Then, drain the water off the potatoes into a colander and add them back to the pot or a large mixing bowl.
Step 4: Mash and Season the Potatoes
With a potato ricer or masher, mash the potatoes until they reach the desired consistency.
- If you like a creamier texture, mash until there are no lumps left.
- If you prefer a chunkier texture, mash slightly as they will become creamier as the seasonings are added.
Now, you are ready to serve these hot with a delicious main entree.
Recipe FAQ and Expert Tips
It’s not necessary to soak sweet potatoes before mashing.
For the best flavor and texture, peeling sweet potatoes is recommended before mashing.
Yams are starchy with a dark brown skin and a dry interior.
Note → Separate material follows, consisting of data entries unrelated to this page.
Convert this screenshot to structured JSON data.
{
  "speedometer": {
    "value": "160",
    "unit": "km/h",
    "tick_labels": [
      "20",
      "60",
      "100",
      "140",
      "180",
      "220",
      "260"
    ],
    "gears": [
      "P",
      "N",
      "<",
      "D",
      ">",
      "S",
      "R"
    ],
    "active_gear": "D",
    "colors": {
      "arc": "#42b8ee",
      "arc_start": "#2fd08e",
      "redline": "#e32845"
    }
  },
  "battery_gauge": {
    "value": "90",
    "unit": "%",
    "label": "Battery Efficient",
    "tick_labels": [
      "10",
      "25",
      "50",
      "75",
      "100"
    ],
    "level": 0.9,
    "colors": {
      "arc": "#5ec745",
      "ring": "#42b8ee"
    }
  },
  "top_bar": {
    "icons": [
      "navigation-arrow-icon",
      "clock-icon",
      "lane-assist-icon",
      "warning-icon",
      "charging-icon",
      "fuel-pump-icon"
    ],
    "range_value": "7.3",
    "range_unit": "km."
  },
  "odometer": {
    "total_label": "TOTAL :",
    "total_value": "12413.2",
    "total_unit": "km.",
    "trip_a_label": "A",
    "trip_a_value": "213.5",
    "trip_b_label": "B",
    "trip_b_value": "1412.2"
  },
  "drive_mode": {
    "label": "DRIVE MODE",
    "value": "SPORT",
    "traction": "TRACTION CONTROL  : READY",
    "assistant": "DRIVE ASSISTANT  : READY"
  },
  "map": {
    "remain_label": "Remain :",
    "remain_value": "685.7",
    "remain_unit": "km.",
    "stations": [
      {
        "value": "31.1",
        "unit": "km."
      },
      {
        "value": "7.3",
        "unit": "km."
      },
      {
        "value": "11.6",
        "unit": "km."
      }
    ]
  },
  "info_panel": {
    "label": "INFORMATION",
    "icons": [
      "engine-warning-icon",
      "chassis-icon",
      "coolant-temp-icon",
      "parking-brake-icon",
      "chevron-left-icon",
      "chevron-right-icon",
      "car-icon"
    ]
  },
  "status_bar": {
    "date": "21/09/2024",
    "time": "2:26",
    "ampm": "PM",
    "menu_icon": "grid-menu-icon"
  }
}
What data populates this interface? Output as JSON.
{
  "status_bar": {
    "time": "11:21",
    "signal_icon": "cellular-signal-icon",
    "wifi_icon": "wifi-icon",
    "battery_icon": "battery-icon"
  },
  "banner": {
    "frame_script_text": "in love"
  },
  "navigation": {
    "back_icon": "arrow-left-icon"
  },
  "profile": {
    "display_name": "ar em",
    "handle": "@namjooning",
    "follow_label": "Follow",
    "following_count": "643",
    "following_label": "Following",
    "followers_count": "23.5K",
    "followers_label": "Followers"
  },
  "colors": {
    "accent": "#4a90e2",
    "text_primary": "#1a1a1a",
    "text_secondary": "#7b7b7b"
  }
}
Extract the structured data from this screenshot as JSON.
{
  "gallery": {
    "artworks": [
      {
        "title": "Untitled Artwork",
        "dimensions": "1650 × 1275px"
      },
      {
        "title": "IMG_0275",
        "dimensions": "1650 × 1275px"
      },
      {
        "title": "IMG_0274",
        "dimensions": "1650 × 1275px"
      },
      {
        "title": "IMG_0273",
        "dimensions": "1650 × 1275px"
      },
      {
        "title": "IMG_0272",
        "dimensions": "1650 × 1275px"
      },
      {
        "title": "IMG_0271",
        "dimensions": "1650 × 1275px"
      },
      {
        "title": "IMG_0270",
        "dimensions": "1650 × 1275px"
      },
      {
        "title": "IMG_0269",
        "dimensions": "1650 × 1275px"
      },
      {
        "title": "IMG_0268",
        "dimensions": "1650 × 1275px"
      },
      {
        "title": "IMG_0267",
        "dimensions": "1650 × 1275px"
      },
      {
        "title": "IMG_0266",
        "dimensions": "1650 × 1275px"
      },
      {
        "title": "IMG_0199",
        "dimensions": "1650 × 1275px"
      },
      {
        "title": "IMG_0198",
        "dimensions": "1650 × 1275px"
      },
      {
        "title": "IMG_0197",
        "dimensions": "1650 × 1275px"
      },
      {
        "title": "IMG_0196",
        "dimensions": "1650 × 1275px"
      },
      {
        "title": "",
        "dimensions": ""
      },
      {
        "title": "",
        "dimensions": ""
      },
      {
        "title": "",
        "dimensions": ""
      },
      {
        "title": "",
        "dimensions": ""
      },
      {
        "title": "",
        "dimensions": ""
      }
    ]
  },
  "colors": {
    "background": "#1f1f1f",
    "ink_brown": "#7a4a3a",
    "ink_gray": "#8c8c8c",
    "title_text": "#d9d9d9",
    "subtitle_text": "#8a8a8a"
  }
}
They do not mash as well or have the same flavor as sweet potatoes. Sweet potatoes are a root vegetable with a creamy interior.
If your potatoes are watery, they can be thickened with cornstarch, flour, or tapioca. Alternatively, you can add them to a pot, turn them on medium-low heat, and allow the moisture to evaporate as they cook.
Cooked mashed sweet potatoes can be frozen for up to six months in an airtight container.
Yes! You can reheat a serving in the microwave at one-minute increments. Make sure to use a microwave-safe dish.
Depending on the potato, there may be extra moisture. To get rid of the watery texture, put the potatoes in a pot over medium-low heat. The heat will turn the moisture into steam and will cook off of the potatoes.
Sweet potatoes are known for their naturally sweet flavor. They also go well with the sugary toppings around the holidays: marshmallows, brown sugar, and candied pecans. However, sweet potatoes are also enhanced by savory herbs and butter, like sage, garlic, and rosemary.
Main dishes to go with this recipe
As mentioned earlier, this is a great side dish for a weeknight or to accompany Thanksgiving or Christmas Dinner.
Here are some entrees that pair well with sweet potatoes:
- Pork Chops
- Roast Beef (skip the potatoes in this recipe!)
- Air Fryer Chicken
- Roasted Chicken
- Roasted Turkey
- 4 pounds sweet potatoes
- 2 teaspoons dried rosemary
- 2 teaspoons onion powder
- 2 teaspoons garlic powder
- 1 teaspoon dried rubbed sage
- pinch of salt
- 3 tablespoons of butter
- Wash and peel the sweet potatoes. Cut into 3 inch pieces.
- To a large pot or dutch oven, add the potatoes and enough water to cover them by about 1 inch.
- Bring the contents of the pot to a boil. Reduce to medium-low and cook for about 15-20 minutes or until easily pierced with a fork.
- Drain the potatoes well and return them to the pot or large mixing bowl.
- Next, mash the potatoes with a potato masher or ricer until they reach the desired consistency.
- Add the rosemary, onion powder, garlic powder, sage, salt, and butter. Stir until well combined.
Serving Size:1 grams
Amount Per Serving: Calories: 331Total Fat: 6gSaturated Fat: 4gTrans Fat: 0gUnsaturated Fat: 2gCholesterol: 15mgSodium: 178mgCarbohydrates: 64gFiber: 10gSugar: 20gProtein: 6g
The nutritional information is provided as a courtesy and is an estimate generated by a calculator.